Founder of Afe Babalola University Ado-Ekiti (ABUAD), Afe Babalola (SAN), has issued a warning to Nigerians considering migrating to foreign countries, emphasizing that Nigeria provides better opportunities for self-development. Babalola, speaking at the induction ceremony of newly-registered nurses at ABUAD, shared his personal experience, stating that if he had chosen to stay in England during the 1960s, he would not have achieved the level of success he has attained today as the Chancellor of ABUAD.
Highlighting the challenges of living abroad, Babalola asserted that Nigeria’s only problem lies in its leadership. He expressed his belief that Nigeria, with its diverse ethnic nationalities, should have thrived and become the “United States of Nigeria” if circumstances had remained favorable. However, he lamented that the military intervention in the country during the 1960s had led to the deterioration of various aspects of Nigerian society.
Encouraging the newly-inducted nurses, Babalola urged them to become great ambassadors of the university and emphasized that with determination, hard work, and faith, they could achieve their goals.

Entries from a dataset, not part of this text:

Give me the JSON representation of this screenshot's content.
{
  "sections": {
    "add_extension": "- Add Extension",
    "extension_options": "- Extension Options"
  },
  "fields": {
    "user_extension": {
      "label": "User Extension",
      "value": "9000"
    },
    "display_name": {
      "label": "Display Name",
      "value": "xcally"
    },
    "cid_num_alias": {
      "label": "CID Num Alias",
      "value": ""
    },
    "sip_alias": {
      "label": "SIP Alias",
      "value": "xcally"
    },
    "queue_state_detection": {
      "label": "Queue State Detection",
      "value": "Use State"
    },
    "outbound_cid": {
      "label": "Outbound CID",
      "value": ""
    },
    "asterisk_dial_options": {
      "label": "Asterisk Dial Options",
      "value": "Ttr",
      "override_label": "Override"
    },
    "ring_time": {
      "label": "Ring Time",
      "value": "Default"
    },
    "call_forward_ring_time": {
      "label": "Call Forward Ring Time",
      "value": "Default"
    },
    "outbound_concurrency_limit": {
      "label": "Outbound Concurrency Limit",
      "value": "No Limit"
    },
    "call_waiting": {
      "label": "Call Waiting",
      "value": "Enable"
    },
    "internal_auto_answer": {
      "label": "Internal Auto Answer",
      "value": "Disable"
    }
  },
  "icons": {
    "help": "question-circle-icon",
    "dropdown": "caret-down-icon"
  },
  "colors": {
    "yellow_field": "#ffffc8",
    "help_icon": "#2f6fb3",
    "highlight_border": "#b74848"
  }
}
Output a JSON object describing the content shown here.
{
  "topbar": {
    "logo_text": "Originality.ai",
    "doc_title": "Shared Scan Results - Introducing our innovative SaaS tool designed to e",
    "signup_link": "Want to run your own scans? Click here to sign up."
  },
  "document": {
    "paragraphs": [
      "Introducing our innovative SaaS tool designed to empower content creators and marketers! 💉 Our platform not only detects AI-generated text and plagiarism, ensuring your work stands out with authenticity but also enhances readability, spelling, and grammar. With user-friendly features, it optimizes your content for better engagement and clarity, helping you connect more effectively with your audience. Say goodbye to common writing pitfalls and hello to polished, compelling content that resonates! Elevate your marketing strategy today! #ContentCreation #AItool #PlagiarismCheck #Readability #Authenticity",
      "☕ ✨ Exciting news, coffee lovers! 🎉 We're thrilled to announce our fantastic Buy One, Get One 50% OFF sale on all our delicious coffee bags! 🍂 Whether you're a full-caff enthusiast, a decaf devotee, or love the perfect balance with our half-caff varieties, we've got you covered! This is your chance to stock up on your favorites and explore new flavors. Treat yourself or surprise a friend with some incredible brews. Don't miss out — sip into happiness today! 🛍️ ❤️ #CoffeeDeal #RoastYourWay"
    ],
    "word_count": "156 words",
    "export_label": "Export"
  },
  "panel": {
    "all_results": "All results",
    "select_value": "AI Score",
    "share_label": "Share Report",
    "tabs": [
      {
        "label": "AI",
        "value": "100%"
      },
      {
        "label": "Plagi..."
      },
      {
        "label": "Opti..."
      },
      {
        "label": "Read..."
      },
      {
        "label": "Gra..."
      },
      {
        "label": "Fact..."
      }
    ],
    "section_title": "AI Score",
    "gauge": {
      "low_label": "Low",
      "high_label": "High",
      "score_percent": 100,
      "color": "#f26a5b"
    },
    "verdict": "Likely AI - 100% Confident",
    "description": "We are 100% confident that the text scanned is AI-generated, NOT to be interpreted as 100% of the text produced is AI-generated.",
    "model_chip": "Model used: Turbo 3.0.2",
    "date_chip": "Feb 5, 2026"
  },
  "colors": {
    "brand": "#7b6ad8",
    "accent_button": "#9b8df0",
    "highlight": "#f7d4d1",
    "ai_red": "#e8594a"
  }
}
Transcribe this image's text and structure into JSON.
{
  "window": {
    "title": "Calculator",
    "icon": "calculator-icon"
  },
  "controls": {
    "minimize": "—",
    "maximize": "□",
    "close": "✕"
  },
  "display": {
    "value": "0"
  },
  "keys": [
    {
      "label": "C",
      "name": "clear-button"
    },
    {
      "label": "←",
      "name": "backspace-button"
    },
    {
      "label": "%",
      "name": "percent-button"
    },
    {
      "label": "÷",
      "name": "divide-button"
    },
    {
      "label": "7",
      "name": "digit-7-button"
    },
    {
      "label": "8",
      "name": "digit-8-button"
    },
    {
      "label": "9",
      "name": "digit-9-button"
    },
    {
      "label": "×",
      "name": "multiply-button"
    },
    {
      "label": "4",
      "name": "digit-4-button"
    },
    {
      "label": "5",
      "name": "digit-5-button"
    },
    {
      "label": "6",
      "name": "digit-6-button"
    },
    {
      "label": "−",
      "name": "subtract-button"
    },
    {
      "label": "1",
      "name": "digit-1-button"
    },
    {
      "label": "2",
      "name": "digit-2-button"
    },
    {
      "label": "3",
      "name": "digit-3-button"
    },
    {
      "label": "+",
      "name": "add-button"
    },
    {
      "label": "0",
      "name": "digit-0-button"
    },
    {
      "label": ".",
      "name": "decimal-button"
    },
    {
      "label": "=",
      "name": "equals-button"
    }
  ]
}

During the induction ceremony, Dr. Esther Afolabi delivered a lecture titled “Migration Intention: Implications and Challenges to Nursing in Nigeria.” Afolabi, a lecturer at Obafemi Awolowo University, Ile Ife, stressed the need for the government to implement appropriate measures to address the exodus of nurses. She suggested increased workers’ remuneration, improved working conditions, and professional autonomy as crucial steps in reducing the migration of nurses abroad.
Afolabi further emphasized the importance of government regulation of migration policies to curb the negative impact of nurse migration. While acknowledging the economic benefits of remittances from Nigerians living abroad, she highlighted the adverse effects of nurse migration on the country’s healthcare system. The migration of nurses depletes Nigeria’s healthcare workforce, thereby reducing the effectiveness of healthcare delivery and causing dissatisfaction among nurses in public health institutions.
In light of these challenges, Afolabi called for greater investment in essential materials and consumables for quality nursing care in primary, secondary, and tertiary public health institutions. She stressed the urgent need to address the concerns of nurses and improve their working conditions to ensure the provision of efficient healthcare services within the country.[logo-slider]